TASK REQUIREMENTS
The answer must be every line of the records below that contains the word "JSON".

PROVIDED ENTRIES
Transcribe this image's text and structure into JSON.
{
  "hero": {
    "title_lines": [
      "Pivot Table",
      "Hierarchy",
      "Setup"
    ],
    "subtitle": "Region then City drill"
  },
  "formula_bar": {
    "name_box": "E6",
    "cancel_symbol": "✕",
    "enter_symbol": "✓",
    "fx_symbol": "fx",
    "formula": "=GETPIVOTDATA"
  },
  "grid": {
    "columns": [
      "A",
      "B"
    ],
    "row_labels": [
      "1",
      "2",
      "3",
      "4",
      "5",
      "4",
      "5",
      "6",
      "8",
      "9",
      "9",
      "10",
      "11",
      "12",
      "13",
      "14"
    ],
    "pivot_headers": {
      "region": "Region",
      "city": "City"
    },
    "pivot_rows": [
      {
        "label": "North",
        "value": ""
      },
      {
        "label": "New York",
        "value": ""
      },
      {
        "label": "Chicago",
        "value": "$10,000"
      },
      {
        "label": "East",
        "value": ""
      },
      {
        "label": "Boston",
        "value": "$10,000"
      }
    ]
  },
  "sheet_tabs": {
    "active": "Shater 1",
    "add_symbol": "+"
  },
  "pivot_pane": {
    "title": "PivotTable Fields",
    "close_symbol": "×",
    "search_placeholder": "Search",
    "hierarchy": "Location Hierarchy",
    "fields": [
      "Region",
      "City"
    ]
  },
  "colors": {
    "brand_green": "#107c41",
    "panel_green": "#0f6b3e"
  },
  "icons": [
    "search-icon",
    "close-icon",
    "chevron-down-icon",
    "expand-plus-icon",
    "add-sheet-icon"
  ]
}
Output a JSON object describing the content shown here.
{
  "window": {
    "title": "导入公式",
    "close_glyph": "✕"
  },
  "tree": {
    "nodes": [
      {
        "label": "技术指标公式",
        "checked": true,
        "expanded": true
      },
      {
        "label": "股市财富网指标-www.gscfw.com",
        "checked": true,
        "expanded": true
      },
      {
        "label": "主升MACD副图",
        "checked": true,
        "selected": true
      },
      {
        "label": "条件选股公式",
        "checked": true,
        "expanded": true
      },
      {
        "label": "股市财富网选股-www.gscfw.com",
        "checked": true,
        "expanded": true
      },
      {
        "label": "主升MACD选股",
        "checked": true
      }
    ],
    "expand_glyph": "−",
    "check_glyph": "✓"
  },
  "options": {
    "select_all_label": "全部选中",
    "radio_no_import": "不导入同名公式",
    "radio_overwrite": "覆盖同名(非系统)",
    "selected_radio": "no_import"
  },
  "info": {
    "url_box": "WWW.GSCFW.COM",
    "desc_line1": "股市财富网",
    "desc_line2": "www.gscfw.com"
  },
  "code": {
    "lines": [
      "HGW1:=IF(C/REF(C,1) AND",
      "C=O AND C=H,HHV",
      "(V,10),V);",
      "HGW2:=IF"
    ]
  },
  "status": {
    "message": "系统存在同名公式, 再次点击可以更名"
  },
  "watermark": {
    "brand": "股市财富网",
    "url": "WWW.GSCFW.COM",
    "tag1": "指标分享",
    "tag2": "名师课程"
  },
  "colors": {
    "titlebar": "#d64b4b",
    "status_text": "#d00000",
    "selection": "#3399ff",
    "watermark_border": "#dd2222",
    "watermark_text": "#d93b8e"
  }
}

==

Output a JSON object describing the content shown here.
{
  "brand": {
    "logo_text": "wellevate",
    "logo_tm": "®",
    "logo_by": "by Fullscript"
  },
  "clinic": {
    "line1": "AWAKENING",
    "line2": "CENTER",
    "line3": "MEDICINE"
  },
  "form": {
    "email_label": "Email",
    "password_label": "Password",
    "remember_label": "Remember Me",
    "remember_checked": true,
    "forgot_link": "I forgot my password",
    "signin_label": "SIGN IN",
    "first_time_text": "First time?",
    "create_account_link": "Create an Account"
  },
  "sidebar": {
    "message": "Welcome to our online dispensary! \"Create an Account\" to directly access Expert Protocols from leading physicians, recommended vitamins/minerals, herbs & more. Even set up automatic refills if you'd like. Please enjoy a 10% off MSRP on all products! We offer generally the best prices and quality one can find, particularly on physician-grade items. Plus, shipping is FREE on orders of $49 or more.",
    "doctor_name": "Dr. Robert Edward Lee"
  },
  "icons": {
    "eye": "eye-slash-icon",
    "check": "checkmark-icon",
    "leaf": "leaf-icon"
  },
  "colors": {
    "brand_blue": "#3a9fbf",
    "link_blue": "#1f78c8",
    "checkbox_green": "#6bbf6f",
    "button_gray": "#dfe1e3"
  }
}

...

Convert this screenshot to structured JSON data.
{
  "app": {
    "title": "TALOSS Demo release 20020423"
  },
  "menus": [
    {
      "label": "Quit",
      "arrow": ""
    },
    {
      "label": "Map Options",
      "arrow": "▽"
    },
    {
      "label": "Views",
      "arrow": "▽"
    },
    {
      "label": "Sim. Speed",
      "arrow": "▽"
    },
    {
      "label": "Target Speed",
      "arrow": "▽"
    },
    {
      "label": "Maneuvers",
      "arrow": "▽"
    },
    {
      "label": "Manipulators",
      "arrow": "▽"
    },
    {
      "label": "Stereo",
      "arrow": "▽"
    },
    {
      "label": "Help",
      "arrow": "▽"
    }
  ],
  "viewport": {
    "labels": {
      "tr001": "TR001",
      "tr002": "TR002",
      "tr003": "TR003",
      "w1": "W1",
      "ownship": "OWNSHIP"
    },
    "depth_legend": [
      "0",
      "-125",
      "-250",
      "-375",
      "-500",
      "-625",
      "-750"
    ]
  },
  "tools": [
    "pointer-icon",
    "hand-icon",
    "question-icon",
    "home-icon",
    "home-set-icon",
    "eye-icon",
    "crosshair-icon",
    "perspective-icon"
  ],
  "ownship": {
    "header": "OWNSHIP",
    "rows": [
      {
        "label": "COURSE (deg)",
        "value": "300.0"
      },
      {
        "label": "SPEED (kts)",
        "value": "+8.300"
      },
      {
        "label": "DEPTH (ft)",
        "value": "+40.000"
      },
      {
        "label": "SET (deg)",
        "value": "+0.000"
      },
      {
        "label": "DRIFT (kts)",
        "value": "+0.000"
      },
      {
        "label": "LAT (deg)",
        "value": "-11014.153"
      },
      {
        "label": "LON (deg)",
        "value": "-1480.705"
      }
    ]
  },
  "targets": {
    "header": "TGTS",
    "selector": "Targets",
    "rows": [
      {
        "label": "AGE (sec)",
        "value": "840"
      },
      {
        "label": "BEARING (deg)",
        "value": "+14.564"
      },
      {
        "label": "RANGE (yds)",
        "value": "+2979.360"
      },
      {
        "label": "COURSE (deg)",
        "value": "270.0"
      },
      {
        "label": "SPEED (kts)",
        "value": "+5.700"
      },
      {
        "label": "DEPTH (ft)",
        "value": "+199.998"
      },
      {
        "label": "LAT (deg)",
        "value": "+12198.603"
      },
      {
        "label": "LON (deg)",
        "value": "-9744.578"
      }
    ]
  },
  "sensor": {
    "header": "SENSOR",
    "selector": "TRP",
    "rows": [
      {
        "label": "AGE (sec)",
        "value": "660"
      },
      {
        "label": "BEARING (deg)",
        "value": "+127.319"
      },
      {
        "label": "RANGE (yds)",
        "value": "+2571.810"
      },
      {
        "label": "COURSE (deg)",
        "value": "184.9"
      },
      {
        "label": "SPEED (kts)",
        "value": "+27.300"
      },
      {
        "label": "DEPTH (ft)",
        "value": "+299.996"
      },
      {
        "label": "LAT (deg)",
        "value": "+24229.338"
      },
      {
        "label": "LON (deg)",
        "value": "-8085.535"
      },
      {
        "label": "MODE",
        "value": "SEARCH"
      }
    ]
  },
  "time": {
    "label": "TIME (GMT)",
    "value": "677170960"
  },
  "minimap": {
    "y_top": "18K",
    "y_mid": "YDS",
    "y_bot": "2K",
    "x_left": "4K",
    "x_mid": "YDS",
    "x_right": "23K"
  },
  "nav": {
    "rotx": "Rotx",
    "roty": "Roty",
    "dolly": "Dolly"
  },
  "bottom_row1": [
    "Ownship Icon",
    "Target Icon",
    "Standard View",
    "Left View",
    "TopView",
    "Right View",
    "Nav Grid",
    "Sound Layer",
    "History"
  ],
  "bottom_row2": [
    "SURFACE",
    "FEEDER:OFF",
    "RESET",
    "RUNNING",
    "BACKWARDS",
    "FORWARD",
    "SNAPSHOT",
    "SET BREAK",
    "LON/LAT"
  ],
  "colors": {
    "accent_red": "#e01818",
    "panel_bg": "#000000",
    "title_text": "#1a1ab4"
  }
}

RESPONSE TO THIS EXERCISE
Transcribe this image's text and structure into JSON.
Output a JSON object describing the content shown here.
Output a JSON object describing the content shown here.
Convert this screenshot to structured JSON data.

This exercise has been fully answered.